Apart from the pictures, every part of the records below gets retyped exactly.
***** DATA EXTRACTS
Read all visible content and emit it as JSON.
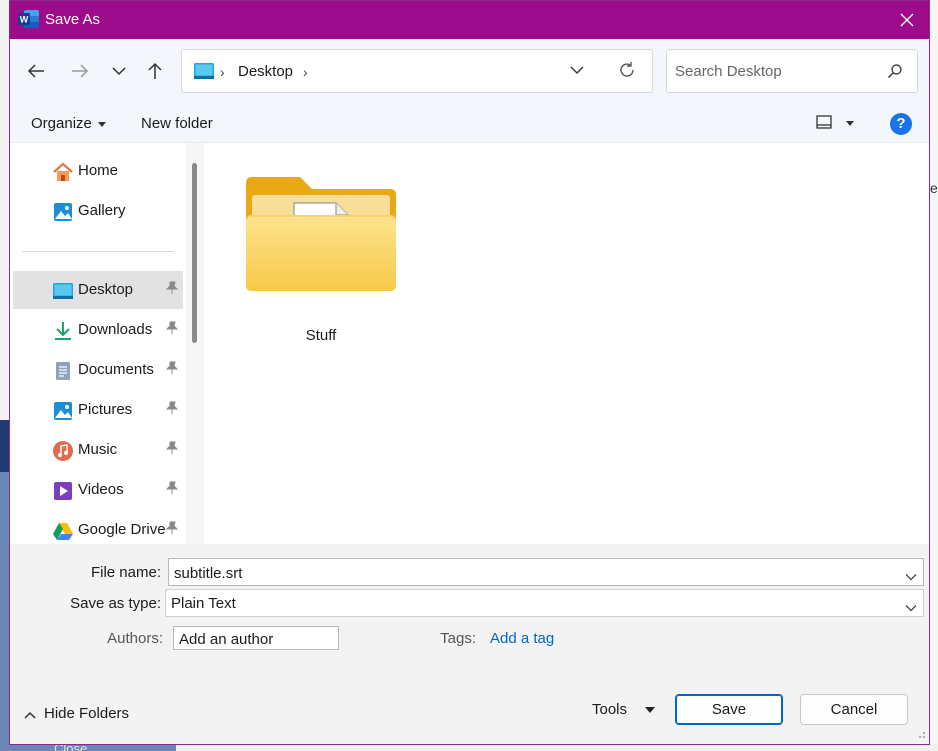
{
  "window": {
    "title": "Save As"
  },
  "nav": {
    "breadcrumb": [
      "Desktop"
    ],
    "search_placeholder": "Search Desktop"
  },
  "toolbar": {
    "organize_label": "Organize",
    "new_folder_label": "New folder",
    "help_label": "?"
  },
  "sidebar": {
    "items": [
      {
        "label": "Home",
        "icon": "home-icon",
        "pinned": false
      },
      {
        "label": "Gallery",
        "icon": "gallery-icon",
        "pinned": false
      },
      {
        "label": "Desktop",
        "icon": "desktop-icon",
        "pinned": true,
        "selected": true
      },
      {
        "label": "Downloads",
        "icon": "downloads-icon",
        "pinned": true
      },
      {
        "label": "Documents",
        "icon": "documents-icon",
        "pinned": true
      },
      {
        "label": "Pictures",
        "icon": "pictures-icon",
        "pinned": true
      },
      {
        "label": "Music",
        "icon": "music-icon",
        "pinned": true
      },
      {
        "label": "Videos",
        "icon": "videos-icon",
        "pinned": true
      },
      {
        "label": "Google Drive",
        "icon": "google-drive-icon",
        "pinned": true
      }
    ]
  },
  "content": {
    "items": [
      {
        "name": "Stuff",
        "type": "folder"
      }
    ]
  },
  "form": {
    "file_name_label": "File name:",
    "file_name_value": "subtitle.srt",
    "save_type_label": "Save as type:",
    "save_type_value": "Plain Text",
    "authors_label": "Authors:",
    "authors_value": "Add an author",
    "tags_label": "Tags:",
    "tags_link": "Add a tag"
  },
  "footer": {
    "hide_folders_label": "Hide Folders",
    "tools_label": "Tools",
    "save_label": "Save",
    "cancel_label": "Cancel"
  },
  "background": {
    "close_text": "Close"
  },
  "colors": {
    "titlebar": "#9c0b8a",
    "accent": "#0067c0",
    "link": "#0067c0"
  }
}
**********
• EXERCISE ANSWER:
Read all visible content and emit it as JSON.
{
  "window": {
    "title": "Save As"
  },
  "nav": {
    "breadcrumb": [
      "Desktop"
    ],
    "search_placeholder": "Search Desktop"
  },
  "toolbar": {
    "organize_label": "Organize",
    "new_folder_label": "New folder",
    "help_label": "?"
  },
  "sidebar": {
    "items": [
      {
        "label": "Home",
        "icon": "home-icon",
        "pinned": false
      },
      {
        "label": "Gallery",
        "icon": "gallery-icon",
        "pinned": false
      },
      {
        "label": "Desktop",
        "icon": "desktop-icon",
        "pinned": true,
        "selected": true
      },
      {
        "label": "Downloads",
        "icon": "downloads-icon",
        "pinned": true
      },
      {
        "label": "Documents",
        "icon": "documents-icon",
        "pinned": true
      },
      {
        "label": "Pictures",
        "icon": "pictures-icon",
        "pinned": true
      },
      {
        "label": "Music",
        "icon": "music-icon",
        "pinned": true
      },
      {
        "label": "Videos",
        "icon": "videos-icon",
        "pinned": true
      },
      {
        "label": "Google Drive",
        "icon": "google-drive-icon",
        "pinned": true
      }
    ]
  },
  "content": {
    "items": [
      {
        "name": "Stuff",
        "type": "folder"
      }
    ]
  },
  "form": {
    "file_name_label": "File name:",
    "file_name_value": "subtitle.srt",
    "save_type_label": "Save as type:",
    "save_type_value": "Plain Text",
    "authors_label": "Authors:",
    "authors_value": "Add an author",
    "tags_label": "Tags:",
    "tags_link": "Add a tag"
  },
  "footer": {
    "hide_folders_label": "Hide Folders",
    "tools_label": "Tools",
    "save_label": "Save",
    "cancel_label": "Cancel"
  },
  "background": {
    "close_text": "Close"
  },
  "colors": {
    "titlebar": "#9c0b8a",
    "accent": "#0067c0",
    "link": "#0067c0"
  }
}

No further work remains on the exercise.